■ **Work instruction**
Search the data for the word "JSON" and copy every line that contains it.

■ **Data for this exercise**
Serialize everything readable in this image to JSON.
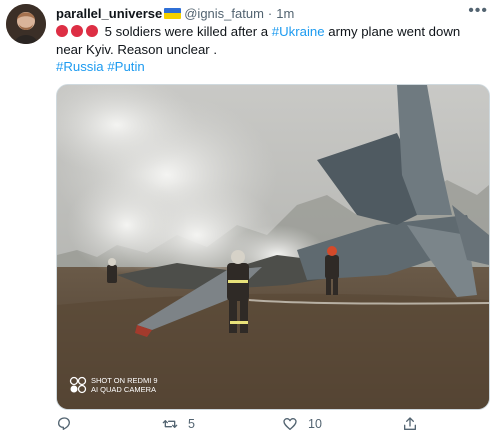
{
  "user": {
    "display_name": "parallel_universe",
    "handle": "@ignis_fatum",
    "separator": "·",
    "time": "1m"
  },
  "tweet": {
    "text_main": "5 soldiers were killed after a ",
    "tag_ukraine": "#Ukraine",
    "text_rest": " army plane went down near Kyiv. Reason unclear .",
    "tag_russia": "#Russia",
    "tag_putin": "#Putin"
  },
  "media": {
    "watermark_line1": "SHOT ON REDMI 9",
    "watermark_line2": "AI QUAD CAMERA"
  },
  "actions": {
    "retweets": "5",
    "likes": "10"
  },
  "icons": {
    "more": "more-icon",
    "reply": "reply-icon",
    "retweet": "retweet-icon",
    "like": "heart-icon",
    "share": "share-icon"
  },
  "colors": {
    "link": "#1d9bf0",
    "secondary": "#536471",
    "emoji_red": "#dd2e44"
  }
}
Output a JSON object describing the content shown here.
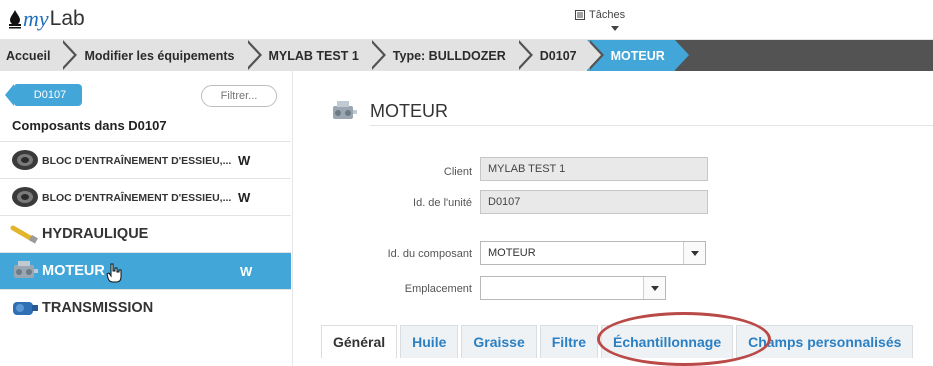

■ **Solution to this exercise**
Serialize everything readable in this image to JSON.
Output a JSON object describing the content shown here.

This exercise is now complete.